There will be no blocking, Pai claims
Transparency rules and net neutrality rules have been in place simultaneously for most of the past seven years, so it’s not clear why only the transparency requirement would have had a positive effect.
But Pai is certain that ISPs won’t degrade consumers’ Internet experiences after the FCC rules are gone. Today, Pai’s office released a “Myth vs. Fact” sheet that says there will be no blocking of content after the rules are repealed.
The idea that “Internet service providers will block you from visiting the websites you want to visit” is labeled as a “myth” in this sheet. The “fact,” according to Pai’s office, is as follows:
Internet service providers didn’t block websites before the Obama administration’s heavy-handed 2015 Internet regulations and won’t after they are repealed.

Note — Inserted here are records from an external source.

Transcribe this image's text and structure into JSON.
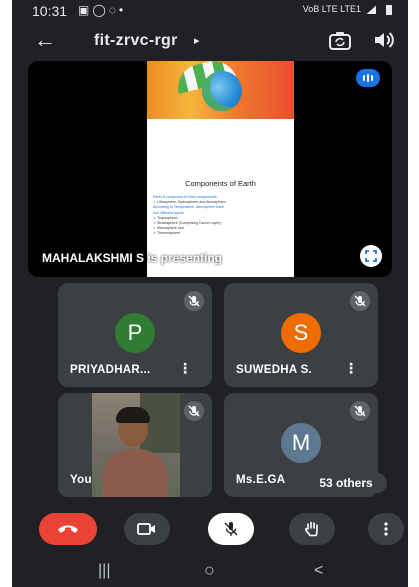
{
  "status_bar": {
    "time": "10:31",
    "icons": [
      "gallery-icon",
      "whatsapp-icon",
      "loop-icon",
      "dot-icon"
    ],
    "network_label": "VoB LTE LTE1",
    "colors": {
      "text": "#e8eaed"
    }
  },
  "app_bar": {
    "meeting_code": "fit-zrvc-rgr",
    "chevron": "▸",
    "back_glyph": "←"
  },
  "presentation": {
    "presenter_text": "MAHALAKSHMI S is presenting",
    "slide": {
      "heading": "Components of Earth",
      "lines": [
        {
          "text": "Earth is composed of three components:",
          "style": "blue"
        },
        {
          "text": "➢ Lithosphere, Hydrosphere and Atmosphere.",
          "style": "dark"
        },
        {
          "text": "According to Temperature, Atmosphere have",
          "style": "blue"
        },
        {
          "text": "four different layers",
          "style": "blue"
        },
        {
          "text": "➢ Troposphere,",
          "style": "dark"
        },
        {
          "text": "➢ Stratosphere (Comprising Ozone Layer),",
          "style": "dark"
        },
        {
          "text": "➢ Mesosphere and",
          "style": "dark"
        },
        {
          "text": "➢ Thermosphere",
          "style": "dark"
        }
      ]
    }
  },
  "participants": [
    {
      "name": "PRIYADHAR...",
      "initial": "P",
      "avatar_color": "#2e7d32",
      "muted": true,
      "menu": "⋮"
    },
    {
      "name": "SUWEDHA S.",
      "initial": "S",
      "avatar_color": "#ef6c00",
      "muted": true,
      "menu": "⋮"
    },
    {
      "name": "You",
      "is_self": true,
      "muted": true
    },
    {
      "name": "Ms.E.GA",
      "initial": "M",
      "avatar_color": "#5f7891",
      "muted": true
    }
  ],
  "others_chip": "53 others",
  "controls": {
    "end_call": "end-call-button",
    "camera": "camera-toggle",
    "mic": "mic-toggle",
    "raise_hand": "raise-hand",
    "more": "more-options"
  },
  "nav_bar": {
    "recents": "|||",
    "home": "○",
    "back": "<"
  },
  "colors": {
    "background": "#202124",
    "tile": "#3c4043",
    "end_call": "#ea4335",
    "accent": "#1a73e8"
  }
}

Any Internet service provider would be required to publicly disclose this practice and would face fierce consumer backlash as well as scrutiny from the Federal Trade Commission, which will have renewed authority to police unfair, deceptive, and anticompetitive practices.

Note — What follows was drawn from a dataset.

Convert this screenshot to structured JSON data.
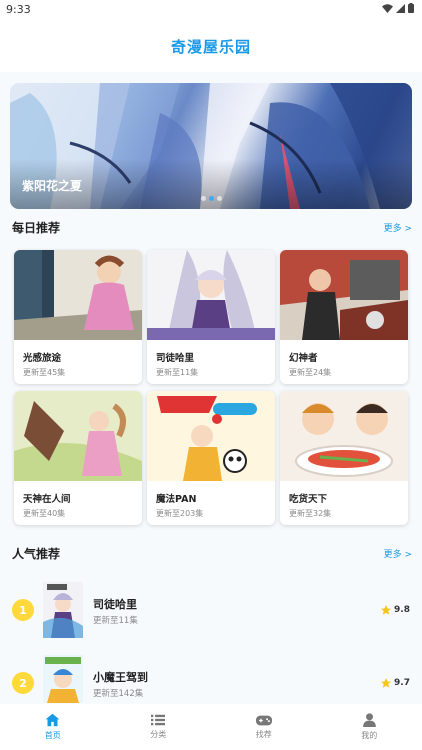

The “Myth vs. Fact” sheet makes no mention of throttling. Despite Pai’s proposal to lift the ban on paid prioritization deals, the document claims this won’t divide the Internet into “fast lanes” and “slow lanes.”

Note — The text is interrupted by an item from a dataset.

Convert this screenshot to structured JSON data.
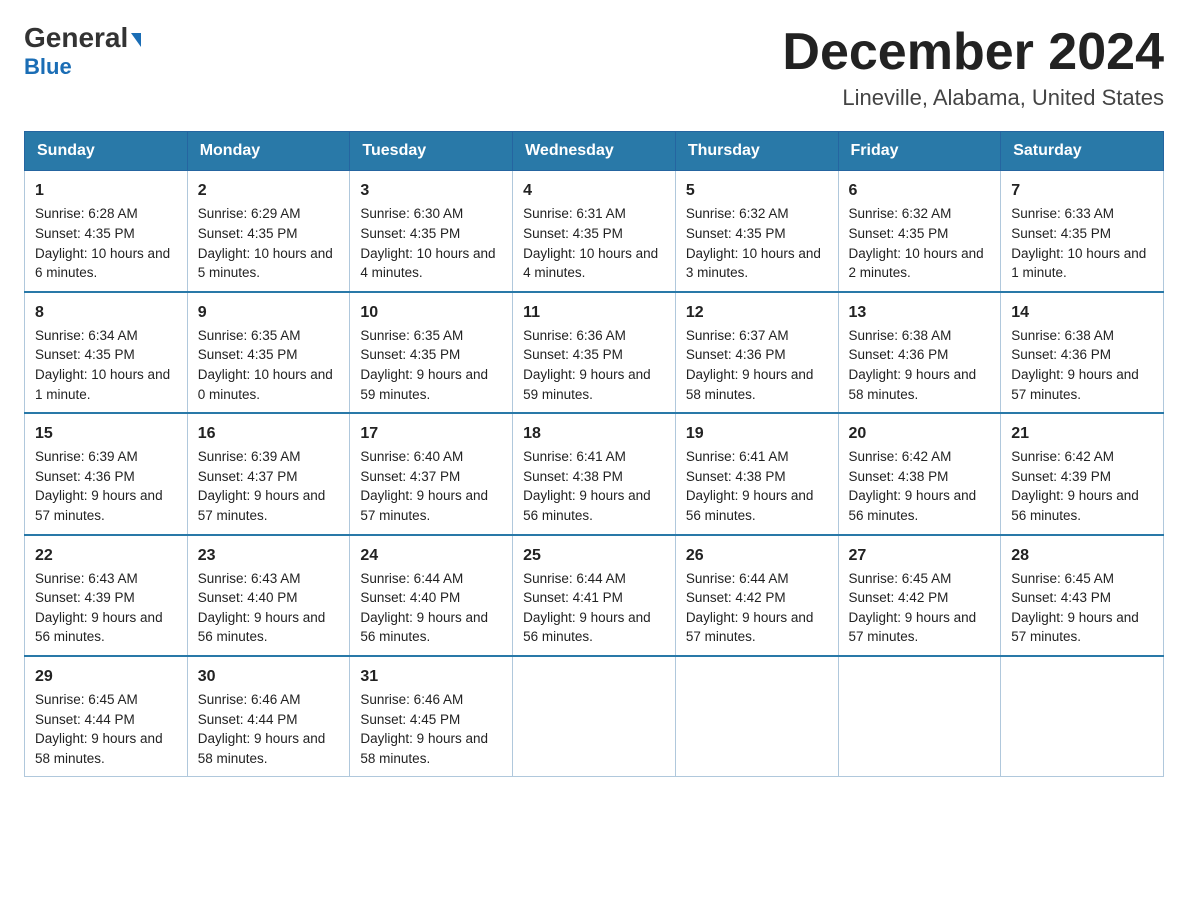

“Restoring Internet freedom will lead to better, faster, and cheaper broadband for consumers and give startups that need priority access (such as telehealth applications) the chance to offer new services to consumers,” Pai’s office argues.
Consumer complaints playing little role in repeal
Net neutrality advocates have urged the FCC to conduct a fuller examination of possible net neutrality violations before proceeding with the repeal. The National Hispanic Media Coalition (NHMC) 압력을 the FCC to release the text of tens of thousands of net neutrality complaints the commission has received since the 2015 version of the rules took effect. Pai’s proposal dismisses these complaints by saying that most of them “have not been verified.”
Pai’s first anti-net neutrality proposal, in April, claimed that “no formal complaints have been filed” under the net neutrality rules. That was incorrect, as there was one formal complaint against Verizon that the FCC hasn’t ruled on. Later, a revised version of Pai’s proposal corrected the mistake and noted that there was “only one formal complaint.”
Advocacy group Free Press keeps a list of net neutrality violations that happened in the past and predicts that more will come if the rules are repealed.
“In reality, many providers both in the United States and abroad have violated the principles of net neutrality—and they plan to continue doing so in the future,” Free Press says.
So just to summarize: the times when ISPs broke actual NN rules are just extreme and unlikely examples, and removing NN rules will encourage ISPs to behave better.
I’m gonna go drink.
인용문:even recent anecdotes, provide a basis for public-utility regulation of ISPs.
So literal examples where ISPs blocked certain traffic or degraded the quality of it wouldn’t be accepted by the current FCC?
My only hope at this point is that the final rule and comments are so bad that it’s easy for a federal court to strike down.
Sounds like Pai is actually taking things in that direction. I’m glad that in the real world, villains are allowed to be shockingly stupid. If this was a tech thriller we’d all be throwing popcorn at the screen, yelling “There’s no way this guy would be left in charge of the Internet! He’s not even good at being bad!”